The teeth and mouth are impacted when underwater on a scuba dive. These problems need to be addressed for enjoyable and safe scuba diving.
For scuba divers, problems can occur with dentures, fillings in teeth, and holding the regulator in the mouth for long periods of time.
Dentures And Scuba Diving
Wearing dentures is a dental problem for scuba divers. The denture may get dislodged if the regulator or snorkel is bumped during a scuba dive.
The action of holding the regulator in the mouth can force the denture against the mouthpiece, possibly dislodging the denture. This can be made worse if the movement of the head while scuba diving forces against the denture.
Should the scuba diver with a denture need to vomit, either underwater or on the dive boat from seasickness, problems can occur if the denture is forced out of place.
A dislodged denture can be the starting event for a dangerous situation to unfold, as the regulator mouthpiece and an unsecured denture all fight for space in the mouth. Not a good situation when 20 or so metres under the surface.
The solution is to remain calm, take a breath, remove the regulator and re-install the denture. Sounds easy, but can be quite problematic as the diver will be stressed.
Problems With Teeth Fillings On A Scuba Dive
Recurrent decay in a previously filled tooth can lead to problems when scuba diving. This could occur if there is decayed material inside a filling cavity with a small entry hole. On descent, the change in pressure could force some of the decay material to block the entry hole which could lead to pain on the ascent.

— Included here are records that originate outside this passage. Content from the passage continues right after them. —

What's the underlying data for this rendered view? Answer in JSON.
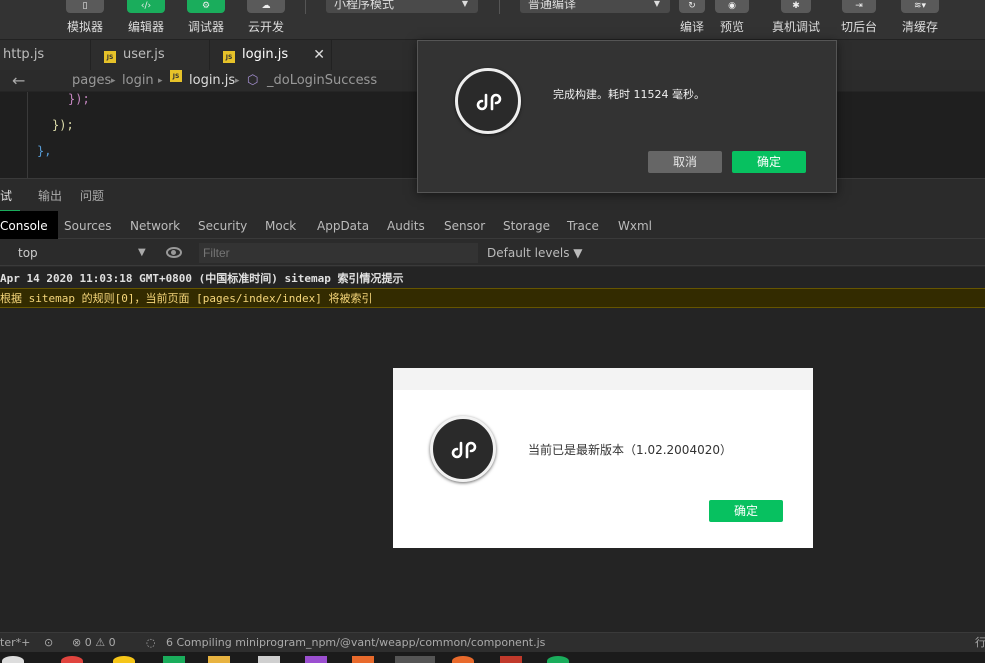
{
  "toolbar": {
    "simulator": "模拟器",
    "editor": "编辑器",
    "debugger": "调试器",
    "cloud": "云开发",
    "mode_select": "小程序模式",
    "compile_select": "普通编译",
    "compile": "编译",
    "preview": "预览",
    "remote_debug": "真机调试",
    "background": "切后台",
    "clear_cache": "清缓存"
  },
  "file_tabs": [
    {
      "name": "http.js"
    },
    {
      "name": "user.js"
    },
    {
      "name": "login.js",
      "close": "✕"
    }
  ],
  "breadcrumb": {
    "items": [
      "pages",
      "login",
      "login.js",
      "_doLoginSuccess"
    ]
  },
  "code": {
    "lines": [
      "});",
      "});",
      "},"
    ]
  },
  "devtools": {
    "tabs": [
      "试器",
      "输出",
      "问题"
    ],
    "panel_tabs": [
      "Console",
      "Sources",
      "Network",
      "Security",
      "Mock",
      "AppData",
      "Audits",
      "Sensor",
      "Storage",
      "Trace",
      "Wxml"
    ],
    "context": "top",
    "filter_placeholder": "Filter",
    "levels": "Default levels ▼"
  },
  "console": {
    "log": "Apr 14 2020 11:03:18 GMT+0800 (中国标准时间) sitemap 索引情况提示",
    "warning": "根据 sitemap 的规则[0]，当前页面 [pages/index/index] 将被索引"
  },
  "statusbar": {
    "left": "ter*+",
    "errors": "⊗ 0 ⚠ 0",
    "compiling": "6 Compiling miniprogram_npm/@vant/weapp/common/component.js",
    "right": "行"
  },
  "dialog_build": {
    "message": "完成构建。耗时 11524 毫秒。",
    "cancel": "取消",
    "confirm": "确定"
  },
  "dialog_version": {
    "message": "当前已是最新版本（1.02.2004020）",
    "confirm": "确定"
  },
  "colors": {
    "accent": "#07c160",
    "warning_bg": "#332b00"
  }
}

Problems With Decayed Teeth While Scuba Diving
Potential problems can occur for scuba divers when diving with teeth that are decayed. The decay inside a tooth is a weak spot and the resultant change in pressure on descent and ascent could cause the tooth to break. The solution for this problem is for scuba divers to have regular dental check-ups and have teeth filled when needed.

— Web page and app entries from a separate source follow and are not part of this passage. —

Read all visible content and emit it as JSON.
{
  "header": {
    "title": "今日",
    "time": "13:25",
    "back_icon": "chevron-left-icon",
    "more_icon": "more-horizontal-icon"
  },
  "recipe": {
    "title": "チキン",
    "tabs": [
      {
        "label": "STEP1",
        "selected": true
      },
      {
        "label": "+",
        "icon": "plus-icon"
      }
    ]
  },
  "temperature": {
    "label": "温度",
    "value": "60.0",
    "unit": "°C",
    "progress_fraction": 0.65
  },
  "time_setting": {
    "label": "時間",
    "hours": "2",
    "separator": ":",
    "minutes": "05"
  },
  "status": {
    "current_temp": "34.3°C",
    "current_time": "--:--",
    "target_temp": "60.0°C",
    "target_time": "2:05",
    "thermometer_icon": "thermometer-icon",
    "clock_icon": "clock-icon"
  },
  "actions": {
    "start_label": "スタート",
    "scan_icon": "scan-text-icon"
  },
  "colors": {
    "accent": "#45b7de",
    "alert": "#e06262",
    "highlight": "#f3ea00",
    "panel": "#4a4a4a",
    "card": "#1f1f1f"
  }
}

The term “Regulator Mouth” is a common problem for scuba divers, usually encountered during an enjoyable dive trip to an exotic location with lots of scuba dives taking place. It is an aching feeling in the jaw hinge (mandibular joint) and associated muscles, and is caused by clamping down on the regulator mouthpiece for long periods of time. The muscles in the jaw are not used to this type of action and tire quickly.
The pain usually disappears a few days after the diving has finished, but can be annoying while on a scuba holiday.
This malady usually strikes a diver who doesn’t dive regularly and suddenly does a number of dives in quick succession.
The best way to address this problem is to relax the jaw when underwater and don’t clamp down too hard on the regulator mouthpiece.
The other solution is to do more scuba diving! This gets the jaw used to chomping down on a regulator mouthpiece for a few hours a day. If only all problems were this easy.
Other Dental Problems For Scuba Divers
Another mouth problem for scuba divers is abrasions from a poor fitting regulator mouthpiece. The solution is to use a mouthpiece of a softer material. Or trim off any sharp or annoying bits of the mouthpiece to prevent them chafing.
Pressure change, on both descent and ascent has a major impact on the teeth. Careful management of the problem is required to prevent dental problems for scuba divers.